Greeks say ‘no’, but what’s next?
What happens if the creditors say no?
Max Fraad Wolff, Chief Economist at ZT Wealth says the creditors are now likely to “put up a big fight”.
“Part of what Greece is doing here is showing another path. The creditors don’t want another path, they’ll fight. Sadly there are fewer creditors who are often better at working together, and many people who owe them money, so that is one of the lessons in history,” he said.“One the other hand, once somebody does it everybody thinks about it, which is what the creditors were scared of.”
Commenting on how events might develop following the Greek referendum, the expert suggested that “there will be more punishment, more pain for the Greeks.”
“Smart people, in the position where the creditors were in, don’t put a country through as much suffering as little tiny Greece has been through. Because if you give someone very little to lose they will begin as to act like it. Part what we saw [on Sunday] is just that,” he added.
The main question now, according to Wolff, is “do we want to rebuilt Greece, do we want to give it a future, do we want to show there’s a union in the EU, or do we want to terrorize other people who don’t like austerity packages into putting up with them.”
“Both have histories. Obviously, we are all better off if we get to a solution as opposed to trying to apportion blame and apportion punishment,” Wolff said.
The vote itself – no matter how hard it was – is the “easy part,” while the hard one – is what happens next, the expert noted.
‘Germany is ready to let Greece go’
Felix Moreno de la Cova, trader from Regions Financial Corporation says that there is a “very high possibility” of Greece exiting the eurozone.
“It’s not inevitable; it’s a very high possibility. I think it’s much more likely that we will see a Grexit within the next few months,” he told RT.

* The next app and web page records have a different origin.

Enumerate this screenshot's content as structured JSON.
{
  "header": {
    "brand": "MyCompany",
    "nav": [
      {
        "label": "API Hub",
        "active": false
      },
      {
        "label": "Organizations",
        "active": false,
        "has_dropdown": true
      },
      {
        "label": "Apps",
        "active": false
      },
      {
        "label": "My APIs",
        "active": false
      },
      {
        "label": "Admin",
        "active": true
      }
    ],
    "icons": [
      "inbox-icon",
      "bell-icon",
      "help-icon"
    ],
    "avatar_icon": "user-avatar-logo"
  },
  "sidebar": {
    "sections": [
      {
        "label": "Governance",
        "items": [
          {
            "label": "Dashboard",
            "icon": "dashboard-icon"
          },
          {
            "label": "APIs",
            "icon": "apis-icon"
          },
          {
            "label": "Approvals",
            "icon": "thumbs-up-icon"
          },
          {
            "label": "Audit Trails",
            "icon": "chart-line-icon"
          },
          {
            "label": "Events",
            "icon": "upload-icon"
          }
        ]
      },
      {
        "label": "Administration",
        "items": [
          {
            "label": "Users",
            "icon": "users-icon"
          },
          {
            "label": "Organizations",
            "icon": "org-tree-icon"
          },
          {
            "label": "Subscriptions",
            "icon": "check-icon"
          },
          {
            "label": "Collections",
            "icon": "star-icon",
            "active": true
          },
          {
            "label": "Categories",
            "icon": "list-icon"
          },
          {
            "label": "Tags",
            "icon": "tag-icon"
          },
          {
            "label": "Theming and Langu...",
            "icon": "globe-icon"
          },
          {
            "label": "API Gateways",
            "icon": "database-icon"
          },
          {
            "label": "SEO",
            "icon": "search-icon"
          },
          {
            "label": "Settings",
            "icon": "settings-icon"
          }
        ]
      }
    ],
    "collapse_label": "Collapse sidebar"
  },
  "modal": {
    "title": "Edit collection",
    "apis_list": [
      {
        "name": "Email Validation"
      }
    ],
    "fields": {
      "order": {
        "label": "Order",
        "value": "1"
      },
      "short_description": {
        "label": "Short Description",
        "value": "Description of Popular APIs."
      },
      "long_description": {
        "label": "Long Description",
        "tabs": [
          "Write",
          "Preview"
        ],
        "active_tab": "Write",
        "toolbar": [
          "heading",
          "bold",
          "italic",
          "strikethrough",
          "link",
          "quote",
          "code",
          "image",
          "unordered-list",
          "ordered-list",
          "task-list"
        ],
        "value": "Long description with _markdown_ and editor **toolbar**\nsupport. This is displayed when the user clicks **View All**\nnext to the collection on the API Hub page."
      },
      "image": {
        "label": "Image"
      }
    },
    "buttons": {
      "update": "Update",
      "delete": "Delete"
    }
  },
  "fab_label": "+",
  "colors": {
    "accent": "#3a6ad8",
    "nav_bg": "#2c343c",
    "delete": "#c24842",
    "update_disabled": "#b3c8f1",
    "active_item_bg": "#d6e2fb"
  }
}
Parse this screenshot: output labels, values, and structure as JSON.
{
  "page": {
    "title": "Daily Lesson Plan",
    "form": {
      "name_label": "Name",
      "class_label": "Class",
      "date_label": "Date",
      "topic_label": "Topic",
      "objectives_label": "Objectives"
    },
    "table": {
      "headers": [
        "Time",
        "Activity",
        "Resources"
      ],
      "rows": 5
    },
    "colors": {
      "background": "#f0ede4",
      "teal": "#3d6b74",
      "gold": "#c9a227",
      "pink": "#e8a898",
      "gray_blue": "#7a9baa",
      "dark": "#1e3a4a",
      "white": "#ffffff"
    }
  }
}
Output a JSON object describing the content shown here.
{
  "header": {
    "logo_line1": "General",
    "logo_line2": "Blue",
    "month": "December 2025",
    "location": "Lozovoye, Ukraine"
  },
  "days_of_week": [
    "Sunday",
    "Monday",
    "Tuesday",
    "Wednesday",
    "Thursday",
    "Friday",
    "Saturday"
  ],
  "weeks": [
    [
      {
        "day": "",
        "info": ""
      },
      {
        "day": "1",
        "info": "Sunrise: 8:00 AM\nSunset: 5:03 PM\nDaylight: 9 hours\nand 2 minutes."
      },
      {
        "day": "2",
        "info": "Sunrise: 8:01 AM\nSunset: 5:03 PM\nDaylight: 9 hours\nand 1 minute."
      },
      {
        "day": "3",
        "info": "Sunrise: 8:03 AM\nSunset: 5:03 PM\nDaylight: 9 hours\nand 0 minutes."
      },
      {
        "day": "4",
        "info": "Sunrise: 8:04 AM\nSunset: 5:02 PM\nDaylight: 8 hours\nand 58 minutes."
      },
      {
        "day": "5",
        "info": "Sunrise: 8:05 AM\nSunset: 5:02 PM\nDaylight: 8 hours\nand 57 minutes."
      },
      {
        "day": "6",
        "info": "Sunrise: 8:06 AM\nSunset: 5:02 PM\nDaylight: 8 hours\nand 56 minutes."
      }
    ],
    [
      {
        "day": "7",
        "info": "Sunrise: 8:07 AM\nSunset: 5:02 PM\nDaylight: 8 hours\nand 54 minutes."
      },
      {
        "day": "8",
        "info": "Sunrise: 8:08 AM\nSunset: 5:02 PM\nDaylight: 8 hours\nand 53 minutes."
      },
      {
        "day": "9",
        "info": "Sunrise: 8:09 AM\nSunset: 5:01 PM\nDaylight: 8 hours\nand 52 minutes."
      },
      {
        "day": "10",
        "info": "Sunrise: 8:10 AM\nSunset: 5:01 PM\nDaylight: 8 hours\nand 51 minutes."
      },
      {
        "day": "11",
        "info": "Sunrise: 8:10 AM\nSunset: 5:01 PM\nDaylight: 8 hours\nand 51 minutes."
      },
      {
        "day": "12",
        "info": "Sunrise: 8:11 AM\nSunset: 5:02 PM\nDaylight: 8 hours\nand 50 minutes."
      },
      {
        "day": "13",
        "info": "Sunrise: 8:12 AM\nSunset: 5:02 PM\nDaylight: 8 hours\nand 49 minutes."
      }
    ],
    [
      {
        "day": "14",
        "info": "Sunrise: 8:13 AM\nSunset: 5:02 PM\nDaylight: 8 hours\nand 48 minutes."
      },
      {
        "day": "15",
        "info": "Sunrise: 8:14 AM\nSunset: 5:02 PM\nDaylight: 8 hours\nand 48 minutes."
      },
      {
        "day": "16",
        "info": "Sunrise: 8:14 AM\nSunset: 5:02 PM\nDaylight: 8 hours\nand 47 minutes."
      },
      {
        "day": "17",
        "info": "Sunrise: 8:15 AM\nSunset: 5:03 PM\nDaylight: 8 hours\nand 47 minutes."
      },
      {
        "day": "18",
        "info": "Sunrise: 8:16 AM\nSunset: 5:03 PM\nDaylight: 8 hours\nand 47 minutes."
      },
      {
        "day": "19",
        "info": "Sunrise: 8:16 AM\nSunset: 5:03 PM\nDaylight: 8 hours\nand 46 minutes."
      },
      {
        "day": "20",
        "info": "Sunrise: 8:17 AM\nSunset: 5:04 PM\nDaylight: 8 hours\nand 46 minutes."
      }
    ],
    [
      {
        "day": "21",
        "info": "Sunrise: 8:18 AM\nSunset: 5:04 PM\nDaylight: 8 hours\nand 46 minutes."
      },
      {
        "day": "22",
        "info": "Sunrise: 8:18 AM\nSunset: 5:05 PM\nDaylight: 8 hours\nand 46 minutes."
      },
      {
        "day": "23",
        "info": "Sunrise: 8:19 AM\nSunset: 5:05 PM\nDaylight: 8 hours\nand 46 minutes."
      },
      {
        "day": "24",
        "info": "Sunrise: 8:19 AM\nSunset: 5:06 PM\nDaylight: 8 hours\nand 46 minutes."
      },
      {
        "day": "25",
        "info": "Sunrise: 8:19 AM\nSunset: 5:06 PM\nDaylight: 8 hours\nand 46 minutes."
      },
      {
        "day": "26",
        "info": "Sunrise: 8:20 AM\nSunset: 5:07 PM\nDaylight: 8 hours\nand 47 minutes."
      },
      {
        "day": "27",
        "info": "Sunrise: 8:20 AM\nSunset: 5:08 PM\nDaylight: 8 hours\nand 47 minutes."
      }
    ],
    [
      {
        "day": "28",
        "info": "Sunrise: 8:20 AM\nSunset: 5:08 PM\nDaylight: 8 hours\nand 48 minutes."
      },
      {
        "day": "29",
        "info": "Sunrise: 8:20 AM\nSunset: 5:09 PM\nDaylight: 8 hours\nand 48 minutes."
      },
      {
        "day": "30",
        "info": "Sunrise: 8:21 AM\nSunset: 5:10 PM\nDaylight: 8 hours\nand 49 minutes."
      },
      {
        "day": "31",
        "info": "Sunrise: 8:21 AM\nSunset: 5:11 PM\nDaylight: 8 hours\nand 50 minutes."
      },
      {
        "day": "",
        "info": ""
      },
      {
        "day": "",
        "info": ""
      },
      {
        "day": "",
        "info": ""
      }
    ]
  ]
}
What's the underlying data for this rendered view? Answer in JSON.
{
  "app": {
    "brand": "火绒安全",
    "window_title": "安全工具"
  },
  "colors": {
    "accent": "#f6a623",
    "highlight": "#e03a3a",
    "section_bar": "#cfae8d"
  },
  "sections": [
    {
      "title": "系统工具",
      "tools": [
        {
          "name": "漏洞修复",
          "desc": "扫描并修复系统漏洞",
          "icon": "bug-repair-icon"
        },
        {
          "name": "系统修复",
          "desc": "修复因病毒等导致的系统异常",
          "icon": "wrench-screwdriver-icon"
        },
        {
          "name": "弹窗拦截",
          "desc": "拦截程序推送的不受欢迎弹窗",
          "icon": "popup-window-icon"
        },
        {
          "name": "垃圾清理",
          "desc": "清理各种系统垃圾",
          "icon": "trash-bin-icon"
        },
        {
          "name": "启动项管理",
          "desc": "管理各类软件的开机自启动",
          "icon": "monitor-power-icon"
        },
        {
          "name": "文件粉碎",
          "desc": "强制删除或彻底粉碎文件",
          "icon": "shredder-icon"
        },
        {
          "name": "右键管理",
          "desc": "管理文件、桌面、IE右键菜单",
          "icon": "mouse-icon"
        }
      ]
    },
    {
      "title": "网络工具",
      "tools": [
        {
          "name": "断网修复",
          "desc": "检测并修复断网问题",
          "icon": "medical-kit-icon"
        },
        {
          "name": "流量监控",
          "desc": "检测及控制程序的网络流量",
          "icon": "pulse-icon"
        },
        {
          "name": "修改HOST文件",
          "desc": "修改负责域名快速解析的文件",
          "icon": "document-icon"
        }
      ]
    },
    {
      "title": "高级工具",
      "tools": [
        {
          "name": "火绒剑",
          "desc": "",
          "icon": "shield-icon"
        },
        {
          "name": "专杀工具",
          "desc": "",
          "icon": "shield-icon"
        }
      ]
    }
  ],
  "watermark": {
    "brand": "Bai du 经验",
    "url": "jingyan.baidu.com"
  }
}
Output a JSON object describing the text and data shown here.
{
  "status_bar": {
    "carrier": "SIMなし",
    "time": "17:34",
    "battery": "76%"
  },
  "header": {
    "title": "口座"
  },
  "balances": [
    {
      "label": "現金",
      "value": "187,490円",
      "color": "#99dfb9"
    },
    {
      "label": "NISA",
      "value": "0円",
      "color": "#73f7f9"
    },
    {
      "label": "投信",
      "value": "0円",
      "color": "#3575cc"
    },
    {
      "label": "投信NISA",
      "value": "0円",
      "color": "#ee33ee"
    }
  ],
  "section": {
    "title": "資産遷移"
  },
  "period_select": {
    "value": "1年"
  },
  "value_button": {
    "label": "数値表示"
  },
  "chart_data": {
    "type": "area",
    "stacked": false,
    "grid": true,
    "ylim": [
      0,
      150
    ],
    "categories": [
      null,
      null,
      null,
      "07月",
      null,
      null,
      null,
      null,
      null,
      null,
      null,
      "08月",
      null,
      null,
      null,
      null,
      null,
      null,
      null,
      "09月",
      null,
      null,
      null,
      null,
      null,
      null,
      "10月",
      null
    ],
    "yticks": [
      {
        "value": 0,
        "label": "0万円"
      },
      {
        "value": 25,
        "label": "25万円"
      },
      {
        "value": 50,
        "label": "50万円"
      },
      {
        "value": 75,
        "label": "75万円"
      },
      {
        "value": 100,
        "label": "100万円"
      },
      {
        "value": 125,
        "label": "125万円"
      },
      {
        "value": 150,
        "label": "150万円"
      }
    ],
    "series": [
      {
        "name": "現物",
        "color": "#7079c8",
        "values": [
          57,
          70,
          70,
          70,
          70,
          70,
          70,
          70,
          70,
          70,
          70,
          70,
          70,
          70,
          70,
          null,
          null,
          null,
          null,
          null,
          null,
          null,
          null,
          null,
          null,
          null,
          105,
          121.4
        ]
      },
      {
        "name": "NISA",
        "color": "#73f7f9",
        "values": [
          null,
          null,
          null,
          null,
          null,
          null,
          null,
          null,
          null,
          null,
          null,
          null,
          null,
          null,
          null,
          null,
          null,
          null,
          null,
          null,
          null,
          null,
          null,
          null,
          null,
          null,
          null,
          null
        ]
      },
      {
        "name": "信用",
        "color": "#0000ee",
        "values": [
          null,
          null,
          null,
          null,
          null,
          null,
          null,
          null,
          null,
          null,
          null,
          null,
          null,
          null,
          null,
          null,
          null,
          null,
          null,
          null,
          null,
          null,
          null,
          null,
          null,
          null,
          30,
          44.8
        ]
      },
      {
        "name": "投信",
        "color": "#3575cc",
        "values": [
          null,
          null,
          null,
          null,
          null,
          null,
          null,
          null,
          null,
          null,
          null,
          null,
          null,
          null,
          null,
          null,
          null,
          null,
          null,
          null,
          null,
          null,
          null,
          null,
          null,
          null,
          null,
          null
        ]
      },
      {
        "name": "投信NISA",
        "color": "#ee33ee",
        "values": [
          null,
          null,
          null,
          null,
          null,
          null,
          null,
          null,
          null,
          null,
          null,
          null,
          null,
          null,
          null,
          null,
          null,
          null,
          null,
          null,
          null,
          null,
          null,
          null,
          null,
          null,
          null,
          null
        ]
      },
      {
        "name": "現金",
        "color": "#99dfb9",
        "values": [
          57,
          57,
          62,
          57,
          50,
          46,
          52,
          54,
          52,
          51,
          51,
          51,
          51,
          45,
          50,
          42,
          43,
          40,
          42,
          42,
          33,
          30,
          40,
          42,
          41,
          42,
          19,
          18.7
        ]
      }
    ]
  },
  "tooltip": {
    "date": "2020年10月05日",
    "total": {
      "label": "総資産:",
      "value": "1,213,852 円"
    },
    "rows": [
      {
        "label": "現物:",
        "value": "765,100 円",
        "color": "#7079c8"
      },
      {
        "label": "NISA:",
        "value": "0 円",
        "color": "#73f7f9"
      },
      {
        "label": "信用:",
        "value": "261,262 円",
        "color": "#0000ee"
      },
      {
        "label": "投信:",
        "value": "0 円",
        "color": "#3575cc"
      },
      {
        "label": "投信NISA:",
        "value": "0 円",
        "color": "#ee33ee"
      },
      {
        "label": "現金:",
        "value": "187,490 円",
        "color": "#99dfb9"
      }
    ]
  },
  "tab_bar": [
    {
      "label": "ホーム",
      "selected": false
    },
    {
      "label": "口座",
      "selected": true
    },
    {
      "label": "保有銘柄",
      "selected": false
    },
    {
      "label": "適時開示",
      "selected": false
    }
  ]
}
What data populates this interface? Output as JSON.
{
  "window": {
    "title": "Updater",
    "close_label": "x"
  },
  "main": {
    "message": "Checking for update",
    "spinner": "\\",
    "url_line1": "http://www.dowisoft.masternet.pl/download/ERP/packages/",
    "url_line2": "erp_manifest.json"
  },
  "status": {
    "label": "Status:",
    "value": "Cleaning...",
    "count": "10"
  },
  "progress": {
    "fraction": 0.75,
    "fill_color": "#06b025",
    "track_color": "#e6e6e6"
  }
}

Negotiations might still continue, as it has been the case for the past six month, but “things have changed a lot.”
“Germany is now ready to let Greece go, France might not be, but it’s coming around. It’s a very high probability of a Grexit. After the capital control came on it’s very hard to step back from the brink,” Moreno de la Cova told RT.
Varoufakis resignation – what’s behind it?
On Monday, just after securing a 'no' vote at the referendum on bailout, Finance Minister Yanis Varoufakis resigned, saying it would help Prime Minister Alexis Tsipras negotiate a better deal with foreign creditors.
“Yesterday night he was triumphant and nobody would have expected him to quit, in fact they think a more exact description of what happened is that he was probably fired by the Prime Minister in an attempt to create good will so that he could jumpstart the negotiations,” Stathis Kalyvas, political scientist from Yale University told RT in comments on the surprise move.
According to Kalyvas, it was no secret that the relationship Varoufakis generated with the rest of the eurozone and the creditors “were not good to say the least, and as a result he was basically not in a position to restart the negotiations at this critical moment.”
The minister’s resignation might be an attempt by the PM “to try to resort to some new beginning given the dire situation of the economy here in Athens and in Greece on the ground with banks and the economy at a standstill.”
The week is going to be very critical and Tsipras needs to move very fast, Kalyvas added.
“One thing to keep in mind is that not only Varoufakis burned the bridges and made a compromise impossible by generating such an impossible gap between himself and the rest of the creditors, but at the same time keep in mind that his main strategy was the so-called ‘chicken game’ in game theory,” he said.
“The idea that if Greece threatens to default, the euro would collapse and what we are seeing and we’ve been seeing for the last few weeks is that the markets are not reacting in the way Varoufakis expected. In a sense Varoufakis thought Greece would be the suicide bomber whose threats would actually work to promote a better agreement, a better deal for Greece. At the end of the day it seems that Greece is going to be a kind of suicide bomber that only manages to kill herself and nobody else. So he has failed and as a result of that he has to be replaced. The problem is that maybe coming too late ... It would have been a good move perhaps two months ago but I’m very doubtful that given extreme constraints that exist right now that this is going to be sufficient.”
Ernst Wolff, journalist and author of 'World Power IMF' says the resignation is an indication of the pressure that Athens is under.
“The thing is - it just goes to show the true system of power that Greece is living under at the moment. Greece has been dominated by the institutions that are the ECB, the EU and the IMF since 2010 and the Greek government cannot do anything without the consent of these three institutions. And if they don’t want Varoufakis at the table then Varoufakis has to go.”
The statements, views and opinions expressed in this column are solely those of the author and do not necessarily represent those of RT.